Financial institutions will initially focus on meeting MiFID compliance by partially introducing PTP. It’s very likely that a further step of operationalization of the timing architecture will happen after January 3rd. Three different components make a reliable, secure and precise synchronization network: a mechanism for UTC-traceable timing delivery needs to be backed-up by a local timing source, and both require an assurance function for monitoring and recording the quality of the timing signal. IT teams will make their initial decisions with an understanding that further opportunities for synchronization network evolution are available, enabling them to make the overall migration as smooth and efficient as possible.

Do-It-Yourself PTP or Time-as-a-Service

Financial markets and their institutions have different options when it comes to synchronizing their business clocks. They can self-provide timing from an onsite GNSS receiver synchronizing a precise clock. Alternatively, timing can be provided by a service provider such as a communication service provider (CSP) or the operator of the hosting data center. Time as a service (TaaS) provides high reliability and removes the need for onsite satellite-based timing for highest availability.

Assuring Synchronization Delivery

The ruling of the European Securities and Markets Authority (ESMA) requires financial appliances to timestamp transaction records for high-frequency and algorithmic trading with an accuracy of 100µs. This needs to cover accumulation of time errors all the way from a reference clock over PTP transport in the WAN and LAN up to processing of time information in financial appliances. The time delivery network, however, needs to be much more precise. Financial institutions are implementing PTP solutions that provide an assured 1µs time accuracy against UTC.

There are various impairments in a data network which can have negative impact on the precision of timing information. Monitoring tools need to assure compliance with required timing accuracy. With PTP, probes can be implemented for monitoring the performance of PTP flows and comparing recovered timing information against precise GNSS-sourced time.

Improving Resilience With Long-Holdover Oscillators

With the strict time-stamping requirements imposed on financial transactions, the availability of precise timing information becomes mandatory for executing transactions. Loss of traceable timing information would require the interruption of trading activities. Assurance of precision therefore needs to be combined with assurance of availability. Adding local oscillators with long holdover times to the timing architecture allows trading activities to continue during periods when an externally supplied timing signal is unavailable. The local clock can now be used as a business clock leveraging the long holdover times. Oscillators might be equipped with temperature-controlled crystal or atomic frequency standards such as rubidium or cesium.
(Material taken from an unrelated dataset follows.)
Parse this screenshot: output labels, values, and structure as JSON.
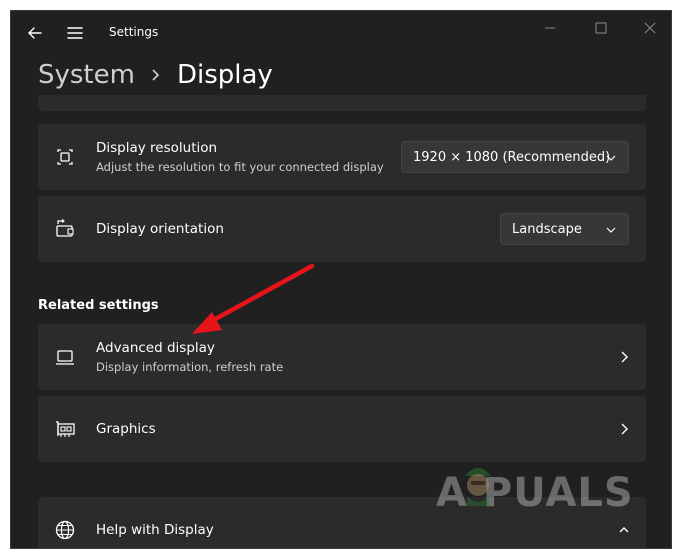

Timing Solutions for Financial Markets

Oscilloquartz is supporting the finance market and its TaaS providers with a comprehensive product portfolio for delivery and assurance of precise synchronization. Existing networks can seamlessly be upgraded from legacy NTP to highly precise PTP. The unique portfolio provides efficient means to improve the resiliency of synchronization networks by introducing long-holdover atomic clocks as well as redundant GNSS concepts.

For more information, download our latest brochure, Timing in Financial Trading and catch my talk at the Workshop on Time Compliance for MiFID II in London on September 12.